I’ve been tinfoil-hat mode about Facebook since I worked with their API back around 2014. Back then, a 3rd-party developer could get access to your entire list of friends when you added their app (things like Mafia Wars), and they didn’t even need any further permissions.
I haven’t confirmed it myself, but I had once read that everything you typed in Facebook ended up firing API calls, meaning that every keystroke was going to their servers. It didn’t matter if you pressed “post” or “send” – the raw content was being stored somewhere.
I worked with IBM’s Watson’s API around 2016 and saw that it was capable of checking text for emotion or determining the personality of the author. All these reactions to content is a way of training the machine learning algorithms, much like captchas are used to train image recognition algorithms.
The amount of manipulation on the internet is staggering. Please be careful out there not to fall into an echo-chamber of curated content that reinforces your opinions. Facebook has made a business around this – they engage you and curate content that would be of interest to you.
I really want to stay in contact with people, but anything you say on Facebook (and other major sites) is used to build a profile on you which is in turn used to manipulate what is shown to you.
I’ve whined for 5 paragraphs without any clear point other than “Facebook bad”, but I think that’s the point I would like to make. Facebook is bad in the same way that Google is bad. They figure out the best way to get you to engage with content, and that may not be healthy. It leads to echo chambers on the internet of consuming the content you enjoy and reinforces beliefs because all of the content being served only paints one side of a picture.
I would like to see the internet take a step back to when it was an archipelago of sites, each with unique and different content, instead of the Pangea of major websites that curate the hard work of content creators and divvy it out while creating user profiles on the users.

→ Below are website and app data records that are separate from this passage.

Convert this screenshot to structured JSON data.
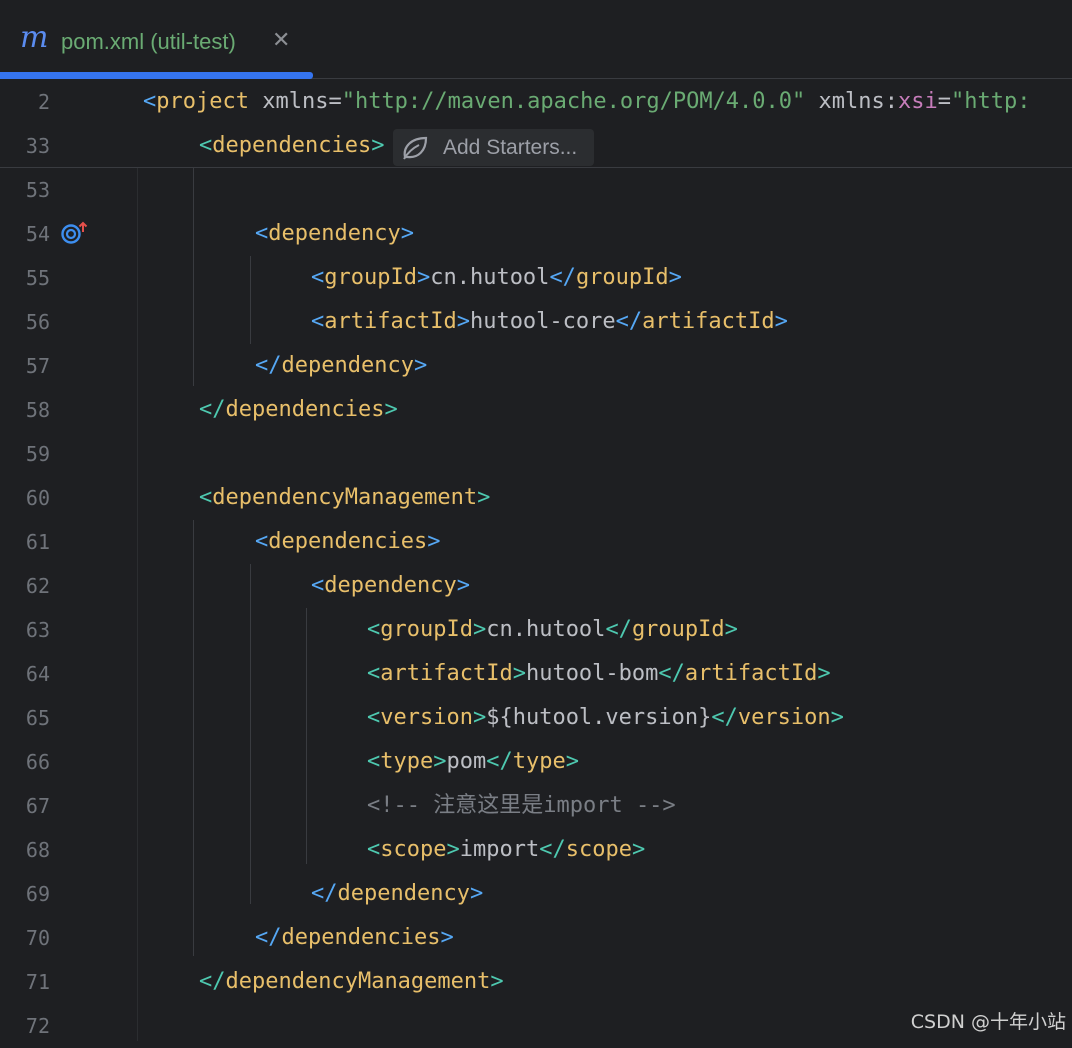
{
  "tab": {
    "icon": "m",
    "label": "pom.xml (util-test)",
    "close": "✕"
  },
  "hint": {
    "label": "Add Starters..."
  },
  "watermark": "CSDN @十年小站",
  "lines": [
    {
      "n": "2",
      "parts": [
        [
          "b",
          "<"
        ],
        [
          "t",
          "project"
        ],
        [
          "at",
          " xmlns"
        ],
        [
          "tx",
          "="
        ],
        [
          "str",
          "\"http://maven.apache.org/POM/4.0.0\""
        ],
        [
          "at",
          " xmlns"
        ],
        [
          "tx",
          ":"
        ],
        [
          "ns",
          "xsi"
        ],
        [
          "tx",
          "="
        ],
        [
          "str",
          "\"http:"
        ]
      ]
    },
    {
      "n": "33",
      "parts": [
        [
          "g",
          "<"
        ],
        [
          "t",
          "dependencies"
        ],
        [
          "g",
          ">"
        ]
      ]
    },
    {
      "n": "53",
      "parts": []
    },
    {
      "n": "54",
      "parts": [
        [
          "b",
          "<"
        ],
        [
          "t",
          "dependency"
        ],
        [
          "b",
          ">"
        ]
      ]
    },
    {
      "n": "55",
      "parts": [
        [
          "b",
          "<"
        ],
        [
          "t",
          "groupId"
        ],
        [
          "b",
          ">"
        ],
        [
          "tx",
          "cn.hutool"
        ],
        [
          "b",
          "</"
        ],
        [
          "t",
          "groupId"
        ],
        [
          "b",
          ">"
        ]
      ]
    },
    {
      "n": "56",
      "parts": [
        [
          "b",
          "<"
        ],
        [
          "t",
          "artifactId"
        ],
        [
          "b",
          ">"
        ],
        [
          "tx",
          "hutool-core"
        ],
        [
          "b",
          "</"
        ],
        [
          "t",
          "artifactId"
        ],
        [
          "b",
          ">"
        ]
      ]
    },
    {
      "n": "57",
      "parts": [
        [
          "b",
          "</"
        ],
        [
          "t",
          "dependency"
        ],
        [
          "b",
          ">"
        ]
      ]
    },
    {
      "n": "58",
      "parts": [
        [
          "g",
          "</"
        ],
        [
          "t",
          "dependencies"
        ],
        [
          "g",
          ">"
        ]
      ]
    },
    {
      "n": "59",
      "parts": []
    },
    {
      "n": "60",
      "parts": [
        [
          "g",
          "<"
        ],
        [
          "t",
          "dependencyManagement"
        ],
        [
          "g",
          ">"
        ]
      ]
    },
    {
      "n": "61",
      "parts": [
        [
          "b",
          "<"
        ],
        [
          "t",
          "dependencies"
        ],
        [
          "b",
          ">"
        ]
      ]
    },
    {
      "n": "62",
      "parts": [
        [
          "b",
          "<"
        ],
        [
          "t",
          "dependency"
        ],
        [
          "b",
          ">"
        ]
      ]
    },
    {
      "n": "63",
      "parts": [
        [
          "g",
          "<"
        ],
        [
          "t",
          "groupId"
        ],
        [
          "g",
          ">"
        ],
        [
          "tx",
          "cn.hutool"
        ],
        [
          "g",
          "</"
        ],
        [
          "t",
          "groupId"
        ],
        [
          "g",
          ">"
        ]
      ]
    },
    {
      "n": "64",
      "parts": [
        [
          "g",
          "<"
        ],
        [
          "t",
          "artifactId"
        ],
        [
          "g",
          ">"
        ],
        [
          "tx",
          "hutool-bom"
        ],
        [
          "g",
          "</"
        ],
        [
          "t",
          "artifactId"
        ],
        [
          "g",
          ">"
        ]
      ]
    },
    {
      "n": "65",
      "parts": [
        [
          "g",
          "<"
        ],
        [
          "t",
          "version"
        ],
        [
          "g",
          ">"
        ],
        [
          "tx",
          "${hutool.version}"
        ],
        [
          "g",
          "</"
        ],
        [
          "t",
          "version"
        ],
        [
          "g",
          ">"
        ]
      ]
    },
    {
      "n": "66",
      "parts": [
        [
          "g",
          "<"
        ],
        [
          "t",
          "type"
        ],
        [
          "g",
          ">"
        ],
        [
          "tx",
          "pom"
        ],
        [
          "g",
          "</"
        ],
        [
          "t",
          "type"
        ],
        [
          "g",
          ">"
        ]
      ]
    },
    {
      "n": "67",
      "parts": [
        [
          "cm",
          "<!-- 注意这里是import -->"
        ]
      ]
    },
    {
      "n": "68",
      "parts": [
        [
          "g",
          "<"
        ],
        [
          "t",
          "scope"
        ],
        [
          "g",
          ">"
        ],
        [
          "tx",
          "import"
        ],
        [
          "g",
          "</"
        ],
        [
          "t",
          "scope"
        ],
        [
          "g",
          ">"
        ]
      ]
    },
    {
      "n": "69",
      "parts": [
        [
          "b",
          "</"
        ],
        [
          "t",
          "dependency"
        ],
        [
          "b",
          ">"
        ]
      ]
    },
    {
      "n": "70",
      "parts": [
        [
          "b",
          "</"
        ],
        [
          "t",
          "dependencies"
        ],
        [
          "b",
          ">"
        ]
      ]
    },
    {
      "n": "71",
      "parts": [
        [
          "g",
          "</"
        ],
        [
          "t",
          "dependencyManagement"
        ],
        [
          "g",
          ">"
        ]
      ]
    },
    {
      "n": "72",
      "parts": []
    }
  ]
}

Hey Eli— it’s Tim (Thomas) your old— er, former English teacher way back at the turn of the century. I thought of you. I happened to read a piece on Conan O’Brien, who I recall was your “hero” in a writing assignment. He was to you what David Letterman was to me in the early 80s. I am sorry that I didn’t continue our email correspondence that we had going a few years back. I am so happy you have made a fascinating life for yourself in Nippon. But having taught you, it is not much of a surprise: you were always curious and questioning. I am in Toronto now with my fiancée. Let’s catch up when you have time.